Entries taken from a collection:

• • • • • • •

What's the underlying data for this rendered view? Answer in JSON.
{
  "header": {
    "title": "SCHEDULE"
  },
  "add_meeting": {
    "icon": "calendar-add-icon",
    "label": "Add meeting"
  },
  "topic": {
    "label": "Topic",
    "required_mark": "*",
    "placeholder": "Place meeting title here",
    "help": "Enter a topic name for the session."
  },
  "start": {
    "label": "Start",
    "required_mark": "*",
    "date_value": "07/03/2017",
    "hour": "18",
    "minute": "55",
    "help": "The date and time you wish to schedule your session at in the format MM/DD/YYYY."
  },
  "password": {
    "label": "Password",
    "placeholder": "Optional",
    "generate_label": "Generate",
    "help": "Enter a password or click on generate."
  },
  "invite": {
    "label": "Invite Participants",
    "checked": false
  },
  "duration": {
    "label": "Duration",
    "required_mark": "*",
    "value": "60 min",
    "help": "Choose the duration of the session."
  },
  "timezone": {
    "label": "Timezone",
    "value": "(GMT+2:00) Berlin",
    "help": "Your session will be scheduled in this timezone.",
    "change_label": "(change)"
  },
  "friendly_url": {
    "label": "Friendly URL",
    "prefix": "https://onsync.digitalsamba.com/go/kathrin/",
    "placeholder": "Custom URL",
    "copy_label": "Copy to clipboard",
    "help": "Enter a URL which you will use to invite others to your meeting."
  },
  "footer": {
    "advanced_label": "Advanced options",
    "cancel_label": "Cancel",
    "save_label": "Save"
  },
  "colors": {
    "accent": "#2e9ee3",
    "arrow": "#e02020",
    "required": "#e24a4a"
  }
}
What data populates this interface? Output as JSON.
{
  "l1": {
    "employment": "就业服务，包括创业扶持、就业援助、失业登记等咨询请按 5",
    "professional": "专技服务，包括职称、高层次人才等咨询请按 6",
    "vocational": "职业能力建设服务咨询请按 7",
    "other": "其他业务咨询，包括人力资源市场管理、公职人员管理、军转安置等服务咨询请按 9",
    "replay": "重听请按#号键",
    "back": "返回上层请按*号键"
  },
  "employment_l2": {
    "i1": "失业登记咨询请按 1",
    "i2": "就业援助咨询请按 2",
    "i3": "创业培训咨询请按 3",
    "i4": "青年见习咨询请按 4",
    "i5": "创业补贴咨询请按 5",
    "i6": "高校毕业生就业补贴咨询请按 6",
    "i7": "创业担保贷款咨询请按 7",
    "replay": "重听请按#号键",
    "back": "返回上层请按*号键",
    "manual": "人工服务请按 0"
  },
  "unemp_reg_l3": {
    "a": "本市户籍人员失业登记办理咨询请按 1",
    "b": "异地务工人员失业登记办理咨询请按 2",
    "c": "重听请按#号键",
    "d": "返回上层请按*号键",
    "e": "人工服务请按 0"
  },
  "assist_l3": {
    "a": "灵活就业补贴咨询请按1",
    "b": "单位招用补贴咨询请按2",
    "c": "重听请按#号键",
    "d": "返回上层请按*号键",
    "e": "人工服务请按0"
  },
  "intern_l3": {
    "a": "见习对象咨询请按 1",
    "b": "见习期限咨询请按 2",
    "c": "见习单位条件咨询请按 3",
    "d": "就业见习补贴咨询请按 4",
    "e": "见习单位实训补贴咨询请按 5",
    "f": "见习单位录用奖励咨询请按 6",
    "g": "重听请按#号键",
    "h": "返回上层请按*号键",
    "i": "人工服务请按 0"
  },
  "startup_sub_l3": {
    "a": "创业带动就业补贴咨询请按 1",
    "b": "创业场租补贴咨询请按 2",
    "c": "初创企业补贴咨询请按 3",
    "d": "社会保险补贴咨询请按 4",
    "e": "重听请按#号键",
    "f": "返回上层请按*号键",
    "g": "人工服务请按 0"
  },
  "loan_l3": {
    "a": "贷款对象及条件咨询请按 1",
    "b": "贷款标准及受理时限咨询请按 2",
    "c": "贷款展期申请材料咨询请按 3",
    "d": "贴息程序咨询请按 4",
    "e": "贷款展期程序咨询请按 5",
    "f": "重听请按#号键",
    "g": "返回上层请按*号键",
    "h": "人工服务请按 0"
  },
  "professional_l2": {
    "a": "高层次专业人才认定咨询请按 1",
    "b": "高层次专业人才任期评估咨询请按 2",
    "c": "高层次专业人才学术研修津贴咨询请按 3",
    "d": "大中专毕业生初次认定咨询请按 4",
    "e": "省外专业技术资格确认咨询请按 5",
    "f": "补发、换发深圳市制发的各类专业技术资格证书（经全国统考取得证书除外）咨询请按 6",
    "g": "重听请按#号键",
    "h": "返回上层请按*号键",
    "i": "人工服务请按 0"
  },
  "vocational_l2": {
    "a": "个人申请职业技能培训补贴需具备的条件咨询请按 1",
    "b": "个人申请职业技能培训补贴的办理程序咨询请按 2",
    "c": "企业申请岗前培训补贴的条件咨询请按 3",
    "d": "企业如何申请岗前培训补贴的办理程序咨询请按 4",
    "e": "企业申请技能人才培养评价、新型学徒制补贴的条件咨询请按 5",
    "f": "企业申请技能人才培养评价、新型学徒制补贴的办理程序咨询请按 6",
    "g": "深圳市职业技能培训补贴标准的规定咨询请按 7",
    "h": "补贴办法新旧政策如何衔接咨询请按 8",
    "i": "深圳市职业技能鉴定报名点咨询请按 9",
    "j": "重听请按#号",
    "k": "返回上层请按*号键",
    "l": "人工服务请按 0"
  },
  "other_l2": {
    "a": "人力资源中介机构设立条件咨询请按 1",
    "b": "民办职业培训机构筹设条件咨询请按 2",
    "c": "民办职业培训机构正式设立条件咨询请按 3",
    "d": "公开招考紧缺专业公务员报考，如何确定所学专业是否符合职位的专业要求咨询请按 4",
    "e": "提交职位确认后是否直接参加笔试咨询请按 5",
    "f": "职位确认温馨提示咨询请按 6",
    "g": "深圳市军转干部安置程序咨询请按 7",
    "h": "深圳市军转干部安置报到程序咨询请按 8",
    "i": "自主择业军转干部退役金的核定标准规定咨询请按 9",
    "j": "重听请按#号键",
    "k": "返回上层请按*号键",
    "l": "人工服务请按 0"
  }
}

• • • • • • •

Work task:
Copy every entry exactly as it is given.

Solution for this exercise:
What's the underlying data for this rendered view? Answer in JSON.
{
  "header": {
    "title": "SCHEDULE"
  },
  "add_meeting": {
    "icon": "calendar-add-icon",
    "label": "Add meeting"
  },
  "topic": {
    "label": "Topic",
    "required_mark": "*",
    "placeholder": "Place meeting title here",
    "help": "Enter a topic name for the session."
  },
  "start": {
    "label": "Start",
    "required_mark": "*",
    "date_value": "07/03/2017",
    "hour": "18",
    "minute": "55",
    "help": "The date and time you wish to schedule your session at in the format MM/DD/YYYY."
  },
  "password": {
    "label": "Password",
    "placeholder": "Optional",
    "generate_label": "Generate",
    "help": "Enter a password or click on generate."
  },
  "invite": {
    "label": "Invite Participants",
    "checked": false
  },
  "duration": {
    "label": "Duration",
    "required_mark": "*",
    "value": "60 min",
    "help": "Choose the duration of the session."
  },
  "timezone": {
    "label": "Timezone",
    "value": "(GMT+2:00) Berlin",
    "help": "Your session will be scheduled in this timezone.",
    "change_label": "(change)"
  },
  "friendly_url": {
    "label": "Friendly URL",
    "prefix": "https://onsync.digitalsamba.com/go/kathrin/",
    "placeholder": "Custom URL",
    "copy_label": "Copy to clipboard",
    "help": "Enter a URL which you will use to invite others to your meeting."
  },
  "footer": {
    "advanced_label": "Advanced options",
    "cancel_label": "Cancel",
    "save_label": "Save"
  },
  "colors": {
    "accent": "#2e9ee3",
    "arrow": "#e02020",
    "required": "#e24a4a"
  }
}
What data populates this interface? Output as JSON.
{
  "l1": {
    "employment": "就业服务，包括创业扶持、就业援助、失业登记等咨询请按 5",
    "professional": "专技服务，包括职称、高层次人才等咨询请按 6",
    "vocational": "职业能力建设服务咨询请按 7",
    "other": "其他业务咨询，包括人力资源市场管理、公职人员管理、军转安置等服务咨询请按 9",
    "replay": "重听请按#号键",
    "back": "返回上层请按*号键"
  },
  "employment_l2": {
    "i1": "失业登记咨询请按 1",
    "i2": "就业援助咨询请按 2",
    "i3": "创业培训咨询请按 3",
    "i4": "青年见习咨询请按 4",
    "i5": "创业补贴咨询请按 5",
    "i6": "高校毕业生就业补贴咨询请按 6",
    "i7": "创业担保贷款咨询请按 7",
    "replay": "重听请按#号键",
    "back": "返回上层请按*号键",
    "manual": "人工服务请按 0"
  },
  "unemp_reg_l3": {
    "a": "本市户籍人员失业登记办理咨询请按 1",
    "b": "异地务工人员失业登记办理咨询请按 2",
    "c": "重听请按#号键",
    "d": "返回上层请按*号键",
    "e": "人工服务请按 0"
  },
  "assist_l3": {
    "a": "灵活就业补贴咨询请按1",
    "b": "单位招用补贴咨询请按2",
    "c": "重听请按#号键",
    "d": "返回上层请按*号键",
    "e": "人工服务请按0"
  },
  "intern_l3": {
    "a": "见习对象咨询请按 1",
    "b": "见习期限咨询请按 2",
    "c": "见习单位条件咨询请按 3",
    "d": "就业见习补贴咨询请按 4",
    "e": "见习单位实训补贴咨询请按 5",
    "f": "见习单位录用奖励咨询请按 6",
    "g": "重听请按#号键",
    "h": "返回上层请按*号键",
    "i": "人工服务请按 0"
  },
  "startup_sub_l3": {
    "a": "创业带动就业补贴咨询请按 1",
    "b": "创业场租补贴咨询请按 2",
    "c": "初创企业补贴咨询请按 3",
    "d": "社会保险补贴咨询请按 4",
    "e": "重听请按#号键",
    "f": "返回上层请按*号键",
    "g": "人工服务请按 0"
  },
  "loan_l3": {
    "a": "贷款对象及条件咨询请按 1",
    "b": "贷款标准及受理时限咨询请按 2",
    "c": "贷款展期申请材料咨询请按 3",
    "d": "贴息程序咨询请按 4",
    "e": "贷款展期程序咨询请按 5",
    "f": "重听请按#号键",
    "g": "返回上层请按*号键",
    "h": "人工服务请按 0"
  },
  "professional_l2": {
    "a": "高层次专业人才认定咨询请按 1",
    "b": "高层次专业人才任期评估咨询请按 2",
    "c": "高层次专业人才学术研修津贴咨询请按 3",
    "d": "大中专毕业生初次认定咨询请按 4",
    "e": "省外专业技术资格确认咨询请按 5",
    "f": "补发、换发深圳市制发的各类专业技术资格证书（经全国统考取得证书除外）咨询请按 6",
    "g": "重听请按#号键",
    "h": "返回上层请按*号键",
    "i": "人工服务请按 0"
  },
  "vocational_l2": {
    "a": "个人申请职业技能培训补贴需具备的条件咨询请按 1",
    "b": "个人申请职业技能培训补贴的办理程序咨询请按 2",
    "c": "企业申请岗前培训补贴的条件咨询请按 3",
    "d": "企业如何申请岗前培训补贴的办理程序咨询请按 4",
    "e": "企业申请技能人才培养评价、新型学徒制补贴的条件咨询请按 5",
    "f": "企业申请技能人才培养评价、新型学徒制补贴的办理程序咨询请按 6",
    "g": "深圳市职业技能培训补贴标准的规定咨询请按 7",
    "h": "补贴办法新旧政策如何衔接咨询请按 8",
    "i": "深圳市职业技能鉴定报名点咨询请按 9",
    "j": "重听请按#号",
    "k": "返回上层请按*号键",
    "l": "人工服务请按 0"
  },
  "other_l2": {
    "a": "人力资源中介机构设立条件咨询请按 1",
    "b": "民办职业培训机构筹设条件咨询请按 2",
    "c": "民办职业培训机构正式设立条件咨询请按 3",
    "d": "公开招考紧缺专业公务员报考，如何确定所学专业是否符合职位的专业要求咨询请按 4",
    "e": "提交职位确认后是否直接参加笔试咨询请按 5",
    "f": "职位确认温馨提示咨询请按 6",
    "g": "深圳市军转干部安置程序咨询请按 7",
    "h": "深圳市军转干部安置报到程序咨询请按 8",
    "i": "自主择业军转干部退役金的核定标准规定咨询请按 9",
    "j": "重听请按#号键",
    "k": "返回上层请按*号键",
    "l": "人工服务请按 0"
  }
}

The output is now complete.